The Supreme Court was dealing with a report that revealed that as of January this year, 5,380 prisoners were granted bail but were still in jail
NEW DELHI: The Supreme Court on Tuesday told trial courts to consider the financial status of prisoners while setting bail conditions after finding instances where individuals were unable to post bail due to their financial circumstances, leading to extended periods of incarceration.
“We believe that every endeavour must be made by courts that when they grant bail, it must be fruitful as the imposition of bail conditions that are beyond the economic condition of the prisoner does not serve any purpose. It leads to a situation where a prisoner is not able to be released on bail,” said a bench of justices Sanjay Kishan Kaul and Sudhanshu Dhulia in a case where the top court is considering steps to reform the policy on bail.

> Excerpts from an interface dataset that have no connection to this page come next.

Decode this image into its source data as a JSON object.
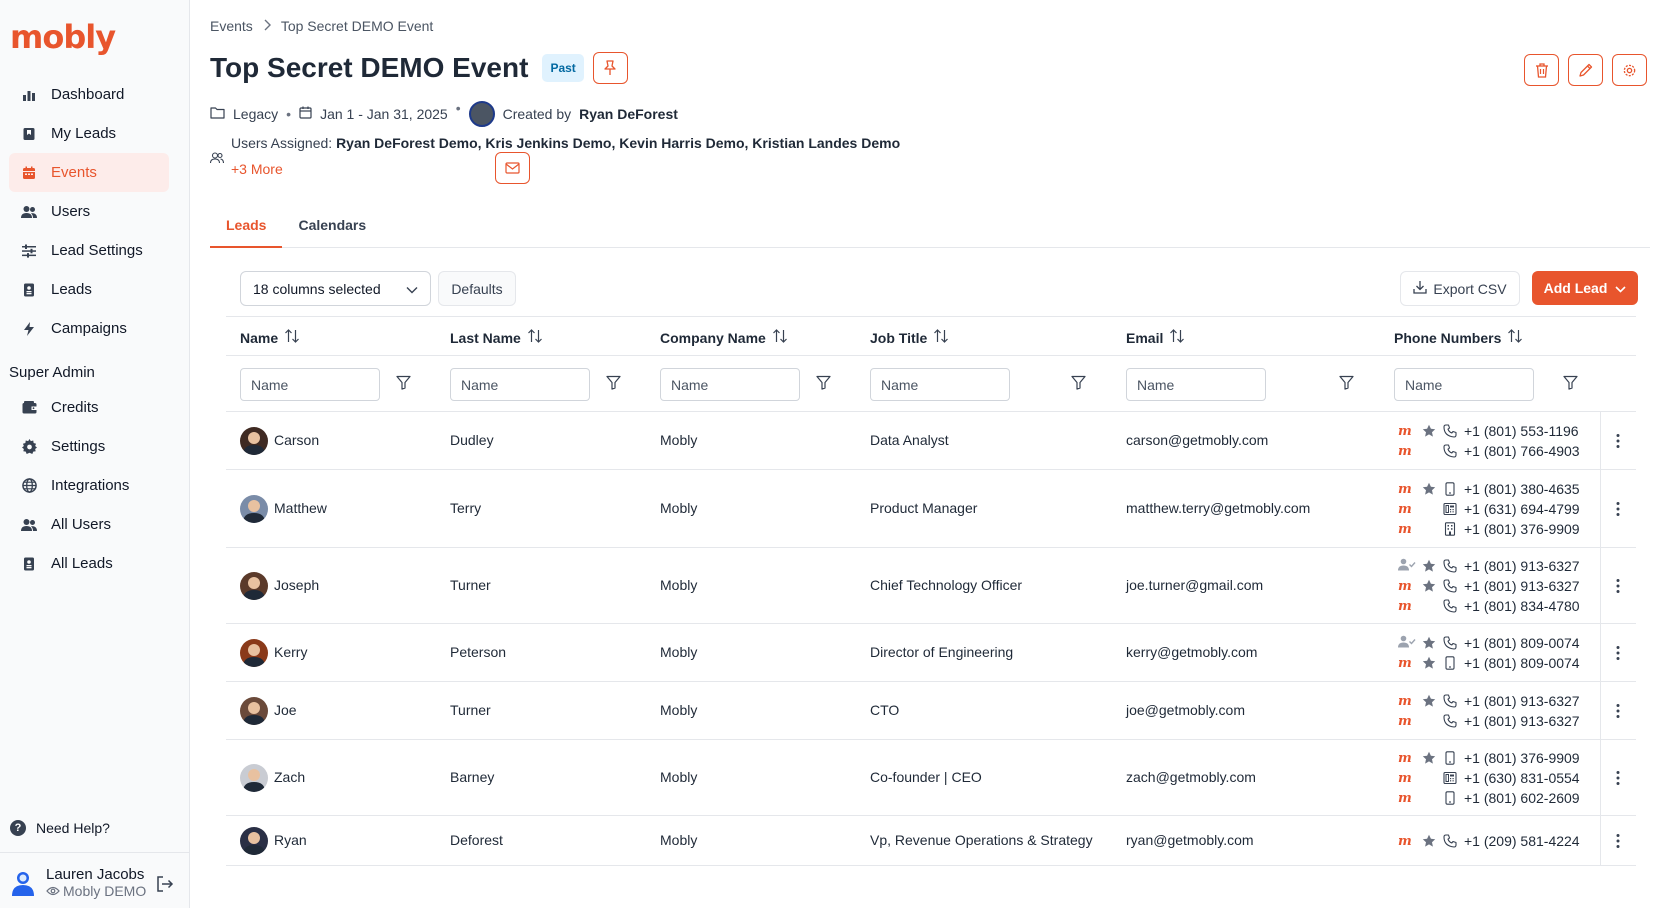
{
  "app": {
    "logo": "mobly",
    "colors": {
      "accent": "#e8552d",
      "badge_bg": "#e0f2fe",
      "badge_text": "#0369a1",
      "active_nav_bg": "#fdecea"
    }
  },
  "sidebar": {
    "items": [
      {
        "label": "Dashboard",
        "icon": "bar-chart-icon"
      },
      {
        "label": "My Leads",
        "icon": "bookmark-icon"
      },
      {
        "label": "Events",
        "icon": "calendar-icon",
        "active": true
      },
      {
        "label": "Users",
        "icon": "users-icon"
      },
      {
        "label": "Lead Settings",
        "icon": "sliders-icon"
      },
      {
        "label": "Leads",
        "icon": "contact-card-icon"
      },
      {
        "label": "Campaigns",
        "icon": "lightning-icon"
      }
    ],
    "section_label": "Super Admin",
    "admin_items": [
      {
        "label": "Credits",
        "icon": "wallet-icon"
      },
      {
        "label": "Settings",
        "icon": "gear-icon"
      },
      {
        "label": "Integrations",
        "icon": "globe-icon"
      },
      {
        "label": "All Users",
        "icon": "users-icon"
      },
      {
        "label": "All Leads",
        "icon": "contact-card-icon"
      }
    ],
    "help_label": "Need Help?",
    "user": {
      "name": "Lauren Jacobs",
      "org": "Mobly DEMO"
    }
  },
  "header": {
    "breadcrumb": [
      "Events",
      "Top Secret DEMO Event"
    ],
    "title": "Top Secret DEMO Event",
    "badge": "Past",
    "folder": "Legacy",
    "date_range": "Jan 1 - Jan 31, 2025",
    "created_by_label": "Created by",
    "created_by": "Ryan DeForest",
    "assigned_label": "Users Assigned:",
    "assigned_users": "Ryan DeForest Demo, Kris Jenkins Demo, Kevin Harris Demo, Kristian Landes Demo",
    "more_label": "+3 More"
  },
  "tabs": [
    {
      "label": "Leads",
      "active": true
    },
    {
      "label": "Calendars",
      "active": false
    }
  ],
  "toolbar": {
    "columns_selected": "18 columns selected",
    "defaults_label": "Defaults",
    "export_label": "Export CSV",
    "add_label": "Add Lead"
  },
  "table": {
    "columns": [
      "Name",
      "Last Name",
      "Company Name",
      "Job Title",
      "Email",
      "Phone Numbers"
    ],
    "filter_placeholder": "Name",
    "rows": [
      {
        "first": "Carson",
        "last": "Dudley",
        "company": "Mobly",
        "title": "Data Analyst",
        "email": "carson@getmobly.com",
        "phones": [
          {
            "src": "m",
            "star": true,
            "type": "phone",
            "number": "+1 (801) 553-1196"
          },
          {
            "src": "m",
            "star": false,
            "type": "phone",
            "number": "+1 (801) 766-4903"
          }
        ]
      },
      {
        "first": "Matthew",
        "last": "Terry",
        "company": "Mobly",
        "title": "Product Manager",
        "email": "matthew.terry@getmobly.com",
        "phones": [
          {
            "src": "m",
            "star": true,
            "type": "mobile",
            "number": "+1 (801) 380-4635"
          },
          {
            "src": "m",
            "star": false,
            "type": "office",
            "number": "+1 (631) 694-4799"
          },
          {
            "src": "m",
            "star": false,
            "type": "building",
            "number": "+1 (801) 376-9909"
          }
        ]
      },
      {
        "first": "Joseph",
        "last": "Turner",
        "company": "Mobly",
        "title": "Chief Technology Officer",
        "email": "joe.turner@gmail.com",
        "phones": [
          {
            "src": "user",
            "star": true,
            "type": "phone",
            "number": "+1 (801) 913-6327"
          },
          {
            "src": "m",
            "star": true,
            "type": "phone",
            "number": "+1 (801) 913-6327"
          },
          {
            "src": "m",
            "star": false,
            "type": "phone",
            "number": "+1 (801) 834-4780"
          }
        ]
      },
      {
        "first": "Kerry",
        "last": "Peterson",
        "company": "Mobly",
        "title": "Director of Engineering",
        "email": "kerry@getmobly.com",
        "phones": [
          {
            "src": "user",
            "star": true,
            "type": "phone",
            "number": "+1 (801) 809-0074"
          },
          {
            "src": "m",
            "star": true,
            "type": "mobile",
            "number": "+1 (801) 809-0074"
          }
        ]
      },
      {
        "first": "Joe",
        "last": "Turner",
        "company": "Mobly",
        "title": "CTO",
        "email": "joe@getmobly.com",
        "phones": [
          {
            "src": "m",
            "star": true,
            "type": "phone",
            "number": "+1 (801) 913-6327"
          },
          {
            "src": "m",
            "star": false,
            "type": "phone",
            "number": "+1 (801) 913-6327"
          }
        ]
      },
      {
        "first": "Zach",
        "last": "Barney",
        "company": "Mobly",
        "title": "Co-founder | CEO",
        "email": "zach@getmobly.com",
        "phones": [
          {
            "src": "m",
            "star": true,
            "type": "mobile",
            "number": "+1 (801) 376-9909"
          },
          {
            "src": "m",
            "star": false,
            "type": "office",
            "number": "+1 (630) 831-0554"
          },
          {
            "src": "m",
            "star": false,
            "type": "mobile",
            "number": "+1 (801) 602-2609"
          }
        ]
      },
      {
        "first": "Ryan",
        "last": "Deforest",
        "company": "Mobly",
        "title": "Vp, Revenue Operations & Strategy",
        "email": "ryan@getmobly.com",
        "phones": [
          {
            "src": "m",
            "star": true,
            "type": "phone",
            "number": "+1 (209) 581-4224"
          }
        ]
      }
    ]
  }
}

On Tuesday, the court was dealing with a report prepared by amicus curiae Gaurav Agarwal that revealed that as of January this year, 5,380 prisoners were granted bail but were still in jail. Their cases were taken up by the state legal services authorities (SLSA) which linked their continued incarceration to their inability to furnish bail bonds stipulated by the courts.

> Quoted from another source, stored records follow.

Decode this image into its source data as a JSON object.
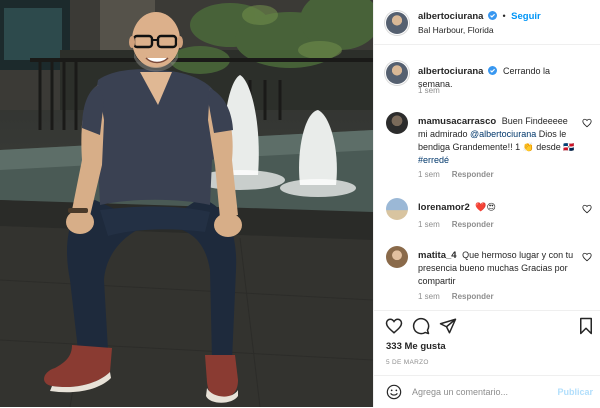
{
  "header": {
    "username": "albertociurana",
    "separator": "•",
    "follow_label": "Seguir",
    "location": "Bal Harbour, Florida"
  },
  "caption": {
    "username": "albertociurana",
    "text": "Cerrando la semana.",
    "time": "1 sem"
  },
  "comments": [
    {
      "username": "mamusacarrasco",
      "text_before": "Buen Findeeeee mi admirado ",
      "mention": "@albertociurana",
      "text_after": " Dios le bendiga Grandemente!! 1 👏 desde 🇩🇴",
      "hashtag": "#erredé",
      "time": "1 sem",
      "reply_label": "Responder"
    },
    {
      "username": "lorenamor2",
      "text": "❤️😍",
      "time": "1 sem",
      "reply_label": "Responder"
    },
    {
      "username": "matita_4",
      "text": "Que hermoso lugar y con tu presencia bueno muchas Gracias por compartir",
      "time": "1 sem",
      "reply_label": "Responder"
    }
  ],
  "footer": {
    "likes": "333 Me gusta",
    "date": "5 DE MARZO",
    "comment_placeholder": "Agrega un comentario...",
    "publish_label": "Publicar"
  },
  "colors": {
    "accent": "#0095f6",
    "publish_disabled": "#b2dffc",
    "muted": "#8e8e8e",
    "link": "#00376b"
  },
  "icons": [
    "verified-badge-icon",
    "like-heart-icon",
    "comment-icon",
    "share-icon",
    "save-bookmark-icon",
    "emoji-icon"
  ]
}
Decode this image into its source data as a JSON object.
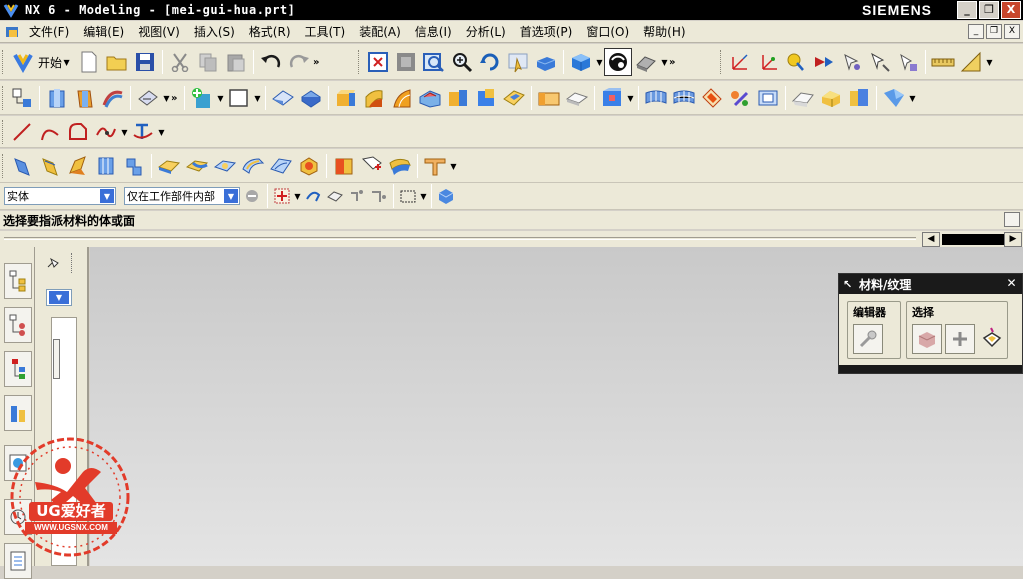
{
  "window": {
    "title": "NX 6 - Modeling - [mei-gui-hua.prt]",
    "brand": "SIEMENS",
    "controls": [
      "_",
      "❐",
      "X"
    ]
  },
  "menu": {
    "items": [
      "文件(F)",
      "编辑(E)",
      "视图(V)",
      "插入(S)",
      "格式(R)",
      "工具(T)",
      "装配(A)",
      "信息(I)",
      "分析(L)",
      "首选项(P)",
      "窗口(O)",
      "帮助(H)"
    ]
  },
  "toolbar": {
    "start_label": "开始",
    "standard_icons": [
      "new-icon",
      "open-icon",
      "save-icon",
      "cut-icon",
      "copy-icon",
      "paste-icon",
      "undo-icon",
      "redo-icon"
    ],
    "view_icons": [
      "fit-icon",
      "zoom-window-icon",
      "zoom-icon",
      "magnify-icon",
      "rotate-icon",
      "pan-icon",
      "perspective-icon",
      "shaded-icon",
      "edge-display-icon",
      "shading-style-icon"
    ],
    "utility_icons": [
      "wcs-icon",
      "wcs-orient-icon",
      "layer-icon",
      "measure-icon",
      "select-icon",
      "color-icon",
      "distance-icon",
      "analysis-icon"
    ],
    "feature_icons": [
      "part-navigator-icon",
      "extrude-icon",
      "revolve-icon",
      "sweep-icon",
      "datum-icon",
      "point-icon",
      "sketch-icon",
      "block-icon",
      "cylinder-icon",
      "cone-icon",
      "sphere-icon",
      "hole-icon",
      "boss-icon",
      "pocket-icon",
      "pad-icon",
      "slot-icon",
      "groove-icon",
      "thread-icon",
      "mesh-icon",
      "surface-icon",
      "through-curves-icon",
      "sewing-icon",
      "trim-icon",
      "offset-face-icon",
      "draft-icon",
      "shell-icon",
      "extract-icon"
    ],
    "curve_icons": [
      "line-icon",
      "arc-icon",
      "fillet-curve-icon",
      "spline-icon",
      "text-icon"
    ],
    "surface_icons": [
      "four-point-icon",
      "ruled-icon",
      "through-curve-mesh-icon",
      "n-sided-icon",
      "studio-surface-icon",
      "edge-blend-icon",
      "face-blend-icon",
      "chamfer-icon",
      "blend-corner-icon",
      "soft-blend-icon",
      "material-icon",
      "texture-icon",
      "decal-icon",
      "tube-icon"
    ]
  },
  "filter": {
    "type_value": "实体",
    "scope_value": "仅在工作部件内部"
  },
  "cue_line": "选择要指派材料的体或面",
  "dialog": {
    "title": "材料/纹理",
    "editor_label": "编辑器",
    "select_label": "选择"
  },
  "watermark": {
    "brand": "UG爱好者",
    "url": "WWW.UGSNX.COM"
  },
  "colors": {
    "titlebar": "#000000",
    "menubar": "#ece9d8",
    "graphics_top": "#c9c9c9",
    "graphics_bottom": "#e4e4e4",
    "watermark_red": "#e23b2a"
  }
}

The SLSAs informed the National Legal Service Authority (NALSA) that applications for modification of bail conditions were subsequently moved before the respective courts and 4,215 prisoners were released on bail by July 21. The remaining 1,165 prisoners could not be released as they stood convicted in multiple cases where they had not applied for bail.
Agarwal held consultations with NALSA member secretary Santosh Snehi Mann and came up with three suggestions, one of which was to consider orienting the judicial officers in trial courts not to impose hefty bail bonds which are beyond the reach of the prisoners. In this regard, it also recommended preparing a module for orientation programmes in association with state judicial academies to sensitise judges.

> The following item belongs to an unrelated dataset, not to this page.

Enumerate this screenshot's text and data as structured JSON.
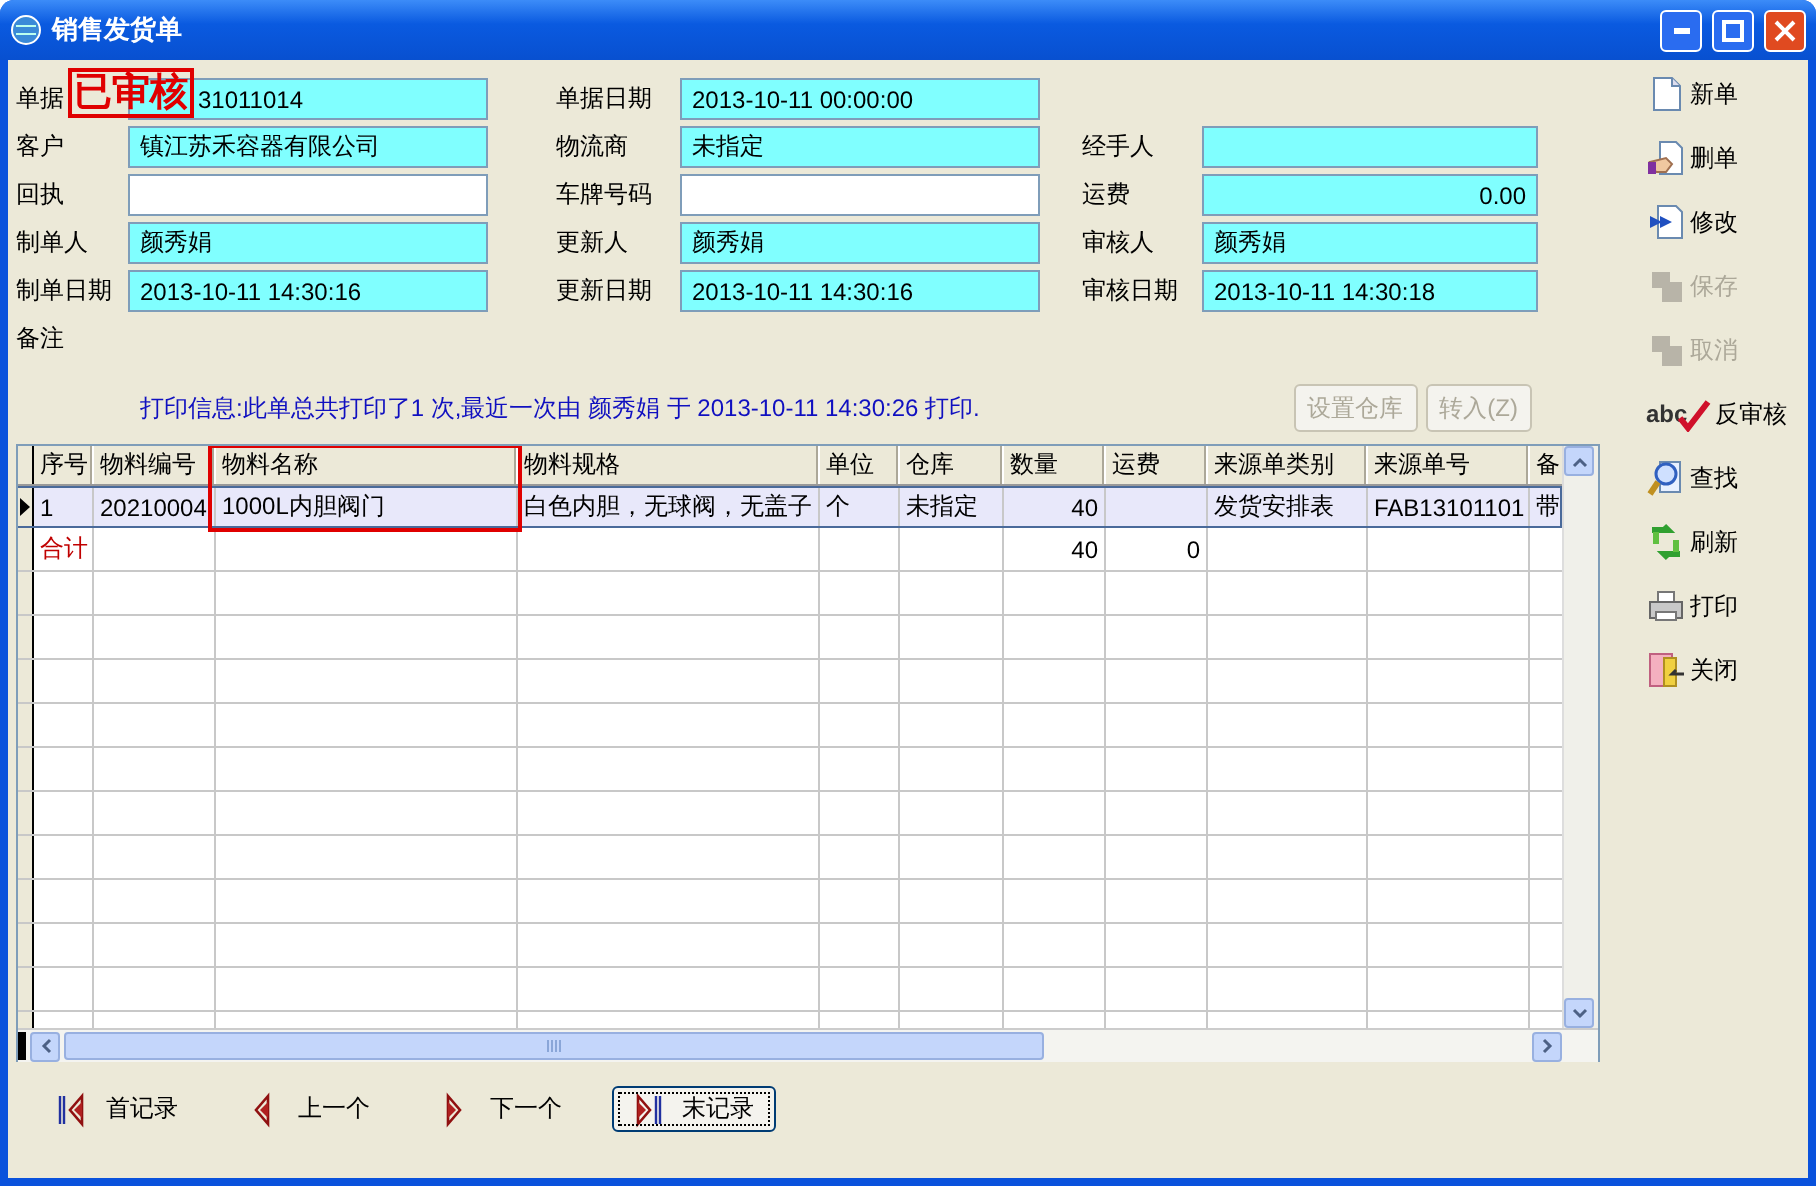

The amicus report suggested monitoring the release of accused who are granted bail. The bench found this suggestion to be helpful and proposed the development of an educational module for judicial officers. However, the judges noted from their experience that training alone may not be enough.
“There are different aspects to this problem. Certainly, there has been an impact but not to the extent we thought,” the bench added.
Agarwal informed the court that under the e-prisons software introduced by the central government and operated by the National Informatics Centre (NIC), there is an automatic e-mail alert sent to the secretary of the district legal service authority (DLSA) if the accused remains in jail beyond a week after being released on bail.
Agarwal’s note said, “With the software developed by NIC, it is now easy for the jail authorities and secretary, DLSA to identify undertrials who have not been released even after grant of bail and take remedial measures.”
The Court allowed NALSA to monitor the e-prisons software for email alerts for the next 3-4 months and report difficulties, if any, and suggest improvements.
In addition, the court also dealt with updating information on e-prisons software by integrating the information on trial court cases with prison records.
Advocate Devansh Mohta submitted a report where he said that presently data on FIRs are accessible from the Crime and Criminal Tracking System (CCTNS) which covers 16,323 out of 16,766 police stations. The data on prosecution is available under the e-prosecution service which is available in 687 out of 751 prosecution districts.
The court also considered suggestions contained in a third report prepared by advocate Liz Mathew on the premature release of prisoners and the need to update state-specific remission criteria on the e-prisons software. The court directed all states to adopt the standard operating procedure (SOP) issued by NALSA in this regard and directed the data updation on remission policies to be done before October 31, when the matter will be heard next for passing further orders.